-Developer

Untangle Web Filter [27]

Untangle’s free web filter (internet filter) enables administrators to enforce network usage policies and monitor user behavior. Powerful features such as Zero client installation and category block lists make it easier for administrators to:

* Protect the network from malware on the web
* Block time-wasting sites like MySpace
* Conserve bandwidth by blocking audio/video downloads
* Leverage community URL categorization with the URL Submission tool

-Developer

Windows Family Safe [28]

With Family Safety, you decide how your kids experience the Internet. Limit searches, monitor and block or allow websites, and decide who your kids can communicate with in Windows Live Spaces, Messenger, or Hotmail.

-Developer

{/rw_freea} –>

{rw_verdict2}Until the web filtering/blocking feature of Kid Savvy PC is fixed, I cannot give it a thumbs up or recommend it; thumbs down. Update: The web filtering/blocking feature has been “fixed” in the sense that it is now clear as to what is happening. The labels were confusing as to what was happening which is why I thought it didn’t work – please see Garrett’s comment #4 below for more details. Although I disagree with the methodology and the way it works, Kid Savvy PC does do what it claims to do; so I give it a thumbs up. Get it if you want it but as I stated above, personally I am not a fan of how it works. Of course you can raise and protect your children how you think is best, but if I were looking to protect my children, I would go with the combination of SteadyState + a web filter to protection them. The web filter can be any web filter that is effective; in my experience K9 Web Protection is one of the best although it is not perfect either. Sure the SteadyState + web filter combo will take more time to setup than simply installing and running Kid Savvy PC, but aren’t your kids worth spending that extra time to protect them?
{/rw_verdict2} –>


Article printed from dotTech: http://dottech.org

URL to article: http://dottech.org/13284/review-kid-savvy-pc/

URLs in this post:

[1] Kid Savvy PC: http://www.kidsavvypc.com
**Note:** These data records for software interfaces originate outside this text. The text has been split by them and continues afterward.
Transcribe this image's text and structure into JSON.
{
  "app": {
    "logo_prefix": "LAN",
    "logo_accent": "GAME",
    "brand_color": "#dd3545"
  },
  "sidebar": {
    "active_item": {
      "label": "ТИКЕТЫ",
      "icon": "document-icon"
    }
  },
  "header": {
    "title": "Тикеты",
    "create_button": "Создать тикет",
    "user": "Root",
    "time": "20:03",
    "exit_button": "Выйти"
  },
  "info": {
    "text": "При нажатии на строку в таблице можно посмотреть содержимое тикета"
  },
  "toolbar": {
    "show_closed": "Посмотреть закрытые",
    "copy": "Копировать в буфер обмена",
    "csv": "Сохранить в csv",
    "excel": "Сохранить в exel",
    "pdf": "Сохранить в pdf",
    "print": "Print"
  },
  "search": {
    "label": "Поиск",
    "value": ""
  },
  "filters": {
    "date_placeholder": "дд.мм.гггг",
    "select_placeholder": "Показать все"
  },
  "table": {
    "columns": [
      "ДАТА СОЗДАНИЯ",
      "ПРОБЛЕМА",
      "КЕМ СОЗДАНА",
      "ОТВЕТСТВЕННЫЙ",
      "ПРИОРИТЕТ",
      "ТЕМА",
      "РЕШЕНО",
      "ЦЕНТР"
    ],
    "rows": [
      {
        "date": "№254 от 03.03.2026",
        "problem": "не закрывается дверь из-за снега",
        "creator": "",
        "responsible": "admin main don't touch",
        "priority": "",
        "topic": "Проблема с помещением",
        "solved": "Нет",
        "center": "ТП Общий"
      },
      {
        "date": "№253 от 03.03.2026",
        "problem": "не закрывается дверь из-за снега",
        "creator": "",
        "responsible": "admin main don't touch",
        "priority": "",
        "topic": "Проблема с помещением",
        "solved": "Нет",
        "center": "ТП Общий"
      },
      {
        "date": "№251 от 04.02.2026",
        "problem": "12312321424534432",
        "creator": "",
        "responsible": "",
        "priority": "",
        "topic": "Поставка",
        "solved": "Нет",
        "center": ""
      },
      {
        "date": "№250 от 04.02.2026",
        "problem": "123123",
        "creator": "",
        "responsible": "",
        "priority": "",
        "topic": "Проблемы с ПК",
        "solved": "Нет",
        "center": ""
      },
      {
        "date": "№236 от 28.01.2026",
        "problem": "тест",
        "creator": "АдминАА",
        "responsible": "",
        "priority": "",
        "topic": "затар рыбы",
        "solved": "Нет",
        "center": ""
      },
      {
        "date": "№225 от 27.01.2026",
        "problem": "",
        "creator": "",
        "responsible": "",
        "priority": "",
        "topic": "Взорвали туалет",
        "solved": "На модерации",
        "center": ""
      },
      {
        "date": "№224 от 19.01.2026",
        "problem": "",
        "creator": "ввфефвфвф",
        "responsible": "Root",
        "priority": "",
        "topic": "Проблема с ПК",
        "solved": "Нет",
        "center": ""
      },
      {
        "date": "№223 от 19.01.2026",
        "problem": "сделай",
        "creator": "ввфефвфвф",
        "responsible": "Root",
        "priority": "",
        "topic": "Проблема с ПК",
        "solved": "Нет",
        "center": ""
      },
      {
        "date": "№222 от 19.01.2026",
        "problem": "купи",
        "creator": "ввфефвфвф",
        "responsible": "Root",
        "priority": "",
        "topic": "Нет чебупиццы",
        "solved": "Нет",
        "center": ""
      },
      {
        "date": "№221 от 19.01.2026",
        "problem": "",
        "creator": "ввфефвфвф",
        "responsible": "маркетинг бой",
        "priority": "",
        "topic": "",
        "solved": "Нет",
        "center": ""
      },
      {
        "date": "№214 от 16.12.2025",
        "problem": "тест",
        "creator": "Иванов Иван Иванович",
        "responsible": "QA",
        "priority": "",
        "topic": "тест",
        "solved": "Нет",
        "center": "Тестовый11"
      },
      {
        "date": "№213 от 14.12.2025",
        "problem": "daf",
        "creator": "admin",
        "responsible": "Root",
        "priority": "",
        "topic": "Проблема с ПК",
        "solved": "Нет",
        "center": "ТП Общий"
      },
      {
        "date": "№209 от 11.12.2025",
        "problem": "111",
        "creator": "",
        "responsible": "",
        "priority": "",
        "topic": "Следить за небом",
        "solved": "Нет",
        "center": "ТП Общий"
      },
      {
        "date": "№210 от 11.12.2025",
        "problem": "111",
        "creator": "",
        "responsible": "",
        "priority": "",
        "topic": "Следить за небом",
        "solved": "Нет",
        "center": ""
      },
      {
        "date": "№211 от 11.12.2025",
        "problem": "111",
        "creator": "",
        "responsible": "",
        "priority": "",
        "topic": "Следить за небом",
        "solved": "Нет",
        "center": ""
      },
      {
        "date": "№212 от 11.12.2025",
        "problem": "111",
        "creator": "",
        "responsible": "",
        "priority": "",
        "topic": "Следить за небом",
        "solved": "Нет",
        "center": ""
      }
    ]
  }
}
[2] Giveawayoftheday.com: http://www.giveawayoftheday.com/kid-savvy-pc/

[3] Image: http://dottech.org/wp-content/uploads/2009/12/2009-12-11_213951.png

[4] Image: http://dottech.org/wp-content/uploads/2009/12/2009-12-12_000529.png

[5] Image: http://dottech.org/wp-content/uploads/2009/12/2009-12-12_000803.png

[6] Image: http://dottech.org/wp-content/uploads/2009/12/2009-12-11_231322.png

[7] Image: http://dottech.org/wp-content/uploads/2009/12/2009-12-12_004436.png

[8] Image: http://dottech.org/wp-content/uploads/2009/12/2009-12-12_004442.png

[9] Image: http://dottech.org/wp-content/uploads/2009/12/2009-12-11_214034.png

[10] Image: http://dottech.org/wp-content/uploads/2009/12/2009-12-11_214030.png

[11] Image: http://dottech.org/wp-content/uploads/2009/12/2009-12-12_0028072.png

[12] Image: http://dottech.org/wp-content/uploads/2009/12/2009-12-11_234503.png

[13] Image: http://dottech.org/wp-content/uploads/2009/12/2009-12-11_214208.png

[14] Image: http://dottech.org/wp-content/uploads/2009/12/2009-12-11_214220.png

[15] Image: http://dottech.org/wp-content/uploads/2009/12/2009-12-11_234457.png

[16] Image: http://dottech.org/wp-content/uploads/2009/12/2009-12-11_2345031.png

[17] Image: http://dottech.org/wp-content/uploads/2009/12/2009-12-11_214312.png

[18] Image: http://dottech.org/wp-content/uploads/2009/12/2009-12-11_214324.png

[19] Image: http://dottech.org/wp-content/uploads/2009/12/2009-12-11_214348.png

[20] Image: http://dottech.org/wp-content/uploads/2009/12/2009-12-11_214429.png

[21] Image: http://dottech.org/wp-content/uploads/2009/12/2009-12-11_231944.png

[22] Image: http://dottech.org/wp-content/uploads/2009/12/2009-12-12_011248.png

[23] Image: http://dottech.org/wp-content/uploads/2009/12/2009-12-12_011604.png

[24] K9 Web Protection: http://www1.k9webprotection.com/

[25] Windows SteadyState: http://www.microsoft.com/windows/products/winfamily/sharedaccess/default.mspx

[26] Sentry Lite: http://www.sentryparentalcontrols.com/Products/Lite.aspx

[27] Untangle Web Filter: http://www.untangle.com/web-filter

[28] Windows Family Safe: http://download.live.com/familysafety

© 2008-2012 dotTech.org | All content is the property of its rightful owner.